WORK TO BE COMPLETED » From the material below, copy every line in which the word "JSON" occurs.

SUPPLIED DATA »
************

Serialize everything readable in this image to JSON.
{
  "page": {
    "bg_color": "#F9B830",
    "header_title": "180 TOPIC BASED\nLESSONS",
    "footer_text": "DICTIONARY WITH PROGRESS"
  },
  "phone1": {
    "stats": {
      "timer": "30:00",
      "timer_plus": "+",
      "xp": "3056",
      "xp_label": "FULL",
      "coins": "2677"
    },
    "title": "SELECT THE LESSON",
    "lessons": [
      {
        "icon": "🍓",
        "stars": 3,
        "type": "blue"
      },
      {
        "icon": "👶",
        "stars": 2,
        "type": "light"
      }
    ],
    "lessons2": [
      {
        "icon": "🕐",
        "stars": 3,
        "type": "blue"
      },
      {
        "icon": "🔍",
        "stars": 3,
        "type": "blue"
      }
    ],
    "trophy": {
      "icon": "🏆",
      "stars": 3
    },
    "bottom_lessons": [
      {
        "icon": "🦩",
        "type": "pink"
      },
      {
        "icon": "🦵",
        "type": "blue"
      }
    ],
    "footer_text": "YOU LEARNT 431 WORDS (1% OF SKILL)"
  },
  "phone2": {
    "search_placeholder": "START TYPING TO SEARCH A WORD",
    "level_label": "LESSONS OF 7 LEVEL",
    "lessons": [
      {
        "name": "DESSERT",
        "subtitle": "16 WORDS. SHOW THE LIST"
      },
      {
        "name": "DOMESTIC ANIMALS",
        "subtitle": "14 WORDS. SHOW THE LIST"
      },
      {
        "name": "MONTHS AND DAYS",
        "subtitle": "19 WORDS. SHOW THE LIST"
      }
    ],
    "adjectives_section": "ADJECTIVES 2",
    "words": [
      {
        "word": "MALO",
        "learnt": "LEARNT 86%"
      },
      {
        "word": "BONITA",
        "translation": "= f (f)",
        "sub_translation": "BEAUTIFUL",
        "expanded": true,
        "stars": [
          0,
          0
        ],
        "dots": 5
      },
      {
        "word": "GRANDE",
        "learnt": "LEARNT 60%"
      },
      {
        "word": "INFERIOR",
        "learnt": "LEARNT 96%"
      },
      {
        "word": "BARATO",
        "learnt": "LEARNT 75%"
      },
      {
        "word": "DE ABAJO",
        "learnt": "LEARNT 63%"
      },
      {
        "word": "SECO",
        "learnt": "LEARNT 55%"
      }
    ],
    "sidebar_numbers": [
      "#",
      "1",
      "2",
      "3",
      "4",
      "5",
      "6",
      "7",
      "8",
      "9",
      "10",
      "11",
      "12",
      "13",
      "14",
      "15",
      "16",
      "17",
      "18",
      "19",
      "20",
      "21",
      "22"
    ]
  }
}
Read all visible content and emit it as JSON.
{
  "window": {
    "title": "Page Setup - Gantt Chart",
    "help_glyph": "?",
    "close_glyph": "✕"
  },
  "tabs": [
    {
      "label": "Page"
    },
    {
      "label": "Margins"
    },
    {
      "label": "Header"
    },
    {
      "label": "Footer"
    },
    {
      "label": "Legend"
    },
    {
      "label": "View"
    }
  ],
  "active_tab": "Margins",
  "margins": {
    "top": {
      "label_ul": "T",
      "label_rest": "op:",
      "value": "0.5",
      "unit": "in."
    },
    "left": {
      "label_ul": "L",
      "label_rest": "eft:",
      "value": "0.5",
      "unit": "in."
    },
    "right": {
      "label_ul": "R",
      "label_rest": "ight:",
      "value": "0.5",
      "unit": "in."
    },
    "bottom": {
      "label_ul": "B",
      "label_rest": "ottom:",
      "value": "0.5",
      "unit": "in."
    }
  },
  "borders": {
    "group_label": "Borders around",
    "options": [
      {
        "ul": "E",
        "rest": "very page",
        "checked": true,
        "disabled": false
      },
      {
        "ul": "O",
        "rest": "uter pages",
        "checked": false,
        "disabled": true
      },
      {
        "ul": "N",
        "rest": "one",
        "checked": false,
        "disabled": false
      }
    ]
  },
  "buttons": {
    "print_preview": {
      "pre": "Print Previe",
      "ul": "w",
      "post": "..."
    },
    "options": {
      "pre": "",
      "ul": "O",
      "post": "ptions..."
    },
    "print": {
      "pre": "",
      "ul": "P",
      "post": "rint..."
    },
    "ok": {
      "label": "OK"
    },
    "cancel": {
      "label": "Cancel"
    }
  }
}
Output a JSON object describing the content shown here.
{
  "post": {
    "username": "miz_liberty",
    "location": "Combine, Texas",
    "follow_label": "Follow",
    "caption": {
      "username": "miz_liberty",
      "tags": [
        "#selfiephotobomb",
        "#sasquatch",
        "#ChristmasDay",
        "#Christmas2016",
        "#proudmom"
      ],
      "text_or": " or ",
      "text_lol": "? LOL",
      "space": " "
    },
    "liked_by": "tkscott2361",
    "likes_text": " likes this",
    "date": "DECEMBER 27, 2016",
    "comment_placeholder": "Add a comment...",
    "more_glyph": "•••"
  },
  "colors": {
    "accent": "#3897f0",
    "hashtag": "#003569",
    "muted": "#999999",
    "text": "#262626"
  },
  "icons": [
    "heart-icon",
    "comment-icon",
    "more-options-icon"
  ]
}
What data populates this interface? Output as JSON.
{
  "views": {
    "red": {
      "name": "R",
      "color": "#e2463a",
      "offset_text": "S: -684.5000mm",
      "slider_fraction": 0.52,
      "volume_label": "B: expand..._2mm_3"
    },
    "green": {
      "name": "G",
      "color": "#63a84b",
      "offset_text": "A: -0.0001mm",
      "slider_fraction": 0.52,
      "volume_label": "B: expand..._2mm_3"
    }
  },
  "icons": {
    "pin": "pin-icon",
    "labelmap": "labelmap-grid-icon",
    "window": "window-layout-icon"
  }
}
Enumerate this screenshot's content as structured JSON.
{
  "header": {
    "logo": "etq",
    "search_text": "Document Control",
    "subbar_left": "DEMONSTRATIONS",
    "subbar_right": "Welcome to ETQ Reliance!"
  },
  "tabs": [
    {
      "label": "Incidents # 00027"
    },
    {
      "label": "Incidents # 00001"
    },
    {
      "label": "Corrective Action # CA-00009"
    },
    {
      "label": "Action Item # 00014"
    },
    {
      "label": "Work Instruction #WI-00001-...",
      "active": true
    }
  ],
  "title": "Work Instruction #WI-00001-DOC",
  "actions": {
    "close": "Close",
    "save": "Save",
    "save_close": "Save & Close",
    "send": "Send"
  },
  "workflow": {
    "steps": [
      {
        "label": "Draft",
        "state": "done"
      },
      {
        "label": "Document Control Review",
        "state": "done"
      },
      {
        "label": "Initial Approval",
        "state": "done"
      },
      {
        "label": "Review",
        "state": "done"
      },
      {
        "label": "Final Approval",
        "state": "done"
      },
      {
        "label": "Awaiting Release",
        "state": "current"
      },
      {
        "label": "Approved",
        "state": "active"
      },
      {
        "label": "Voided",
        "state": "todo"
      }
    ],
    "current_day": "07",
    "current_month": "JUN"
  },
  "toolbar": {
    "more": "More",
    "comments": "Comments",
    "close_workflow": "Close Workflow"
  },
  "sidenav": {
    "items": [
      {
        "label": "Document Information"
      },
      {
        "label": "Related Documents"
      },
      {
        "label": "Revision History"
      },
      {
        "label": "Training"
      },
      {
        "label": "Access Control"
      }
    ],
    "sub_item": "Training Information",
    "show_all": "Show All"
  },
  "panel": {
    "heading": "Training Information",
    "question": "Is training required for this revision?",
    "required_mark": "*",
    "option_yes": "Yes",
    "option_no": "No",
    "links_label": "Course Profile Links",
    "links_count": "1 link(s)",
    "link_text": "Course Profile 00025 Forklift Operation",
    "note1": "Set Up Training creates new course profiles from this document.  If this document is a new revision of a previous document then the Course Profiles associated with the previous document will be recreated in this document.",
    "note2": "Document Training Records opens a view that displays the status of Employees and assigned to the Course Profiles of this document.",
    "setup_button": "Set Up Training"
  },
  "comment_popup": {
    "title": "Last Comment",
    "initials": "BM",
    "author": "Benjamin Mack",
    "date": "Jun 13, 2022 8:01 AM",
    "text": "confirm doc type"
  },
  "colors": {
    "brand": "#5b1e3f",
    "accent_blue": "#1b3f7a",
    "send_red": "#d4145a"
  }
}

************

SOLUTION FOR THIS TASK »
Serialize everything readable in this image to JSON.
Read all visible content and emit it as JSON.
Output a JSON object describing the content shown here.
What data populates this interface? Output as JSON.
Enumerate this screenshot's content as structured JSON.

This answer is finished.